As the use of helicopters for air transport of critically ill patients increases, the availability of monitoring devices for physiological parameters during flight becomes important. It has long been known that arterial PO2 (PaO2) decreases during unsupplemented, non-pressurized flight. In this study, the authors examined the use of the transconjunctival oxygen (cjO2) monitor for assessing the adequacy of arterial oxygenation during helicopter flight in four healthy volunteers. Arterial PaO2 as measured by conventional blood gas analysis was compared with cjO2 at ground level, 5,000 feet, and 10,000 feet altitude. Mean PaO2 dropped significantly from 93.5 to 81.5 to 58.5 mm Hg, respectively (P < 0.001, analysis of variance with repeated measures). Mean cjO2 also decreased significantly from 63.8 to 52.0 to 34.8 mm Hg, respectively (P < 0.001, analysis of variance with repeated measures). Within individual subjects, cjO2 was an accurate predictor of PaO2 (P < 0.001, multiple regression analysis). The relationship between cjO2 and PaO2 was linear with a regression coefficient of 1.147. The authors conclude that the transconjunctival O2 monitor may be useful for monitoring the adequacy of arterial oxygenation during helicopter flight in hemodynamically stable patients. The results of study also support the use of supplemental oxygen in all patients subjected to helicopter transport.

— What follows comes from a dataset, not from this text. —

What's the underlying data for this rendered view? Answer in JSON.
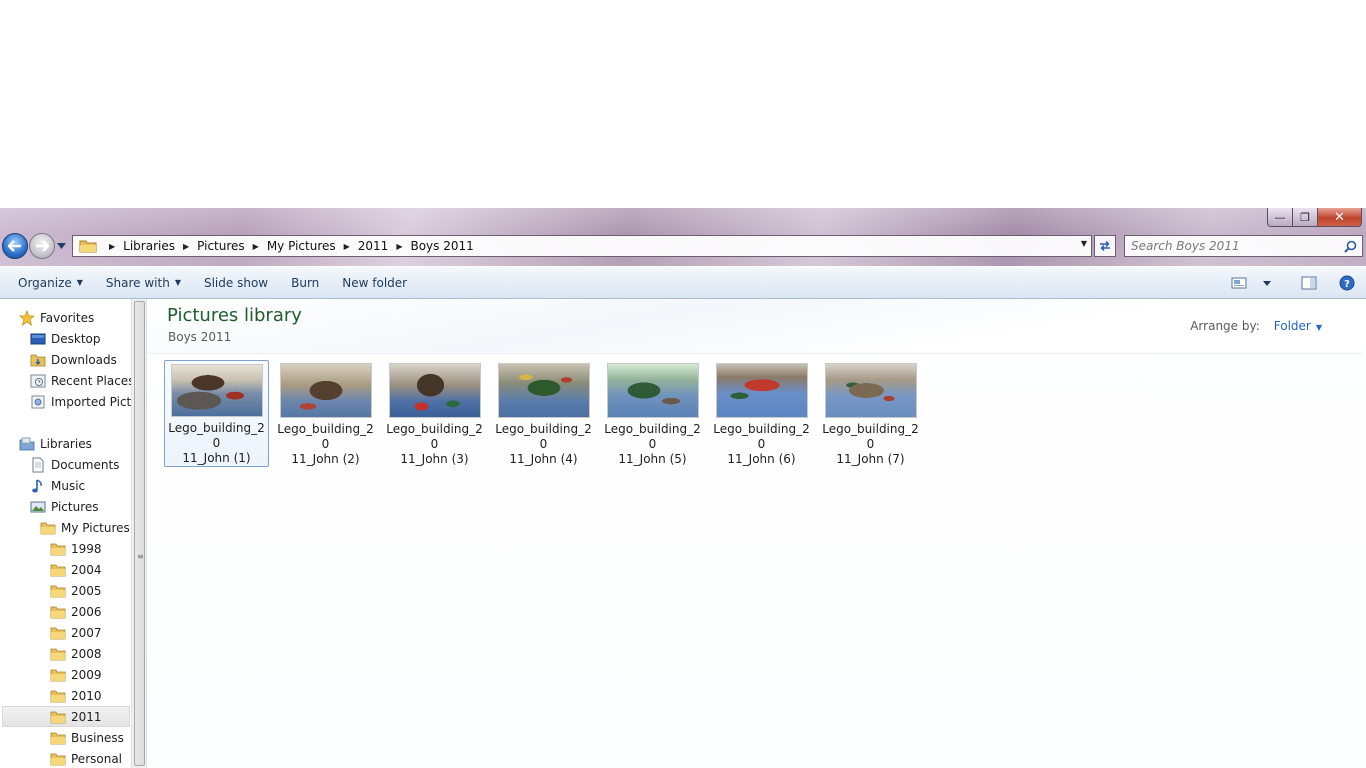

- Helicopter emergency services
- oxygen monitoring
ASJC Scopus subject areas
- Emergency Medicine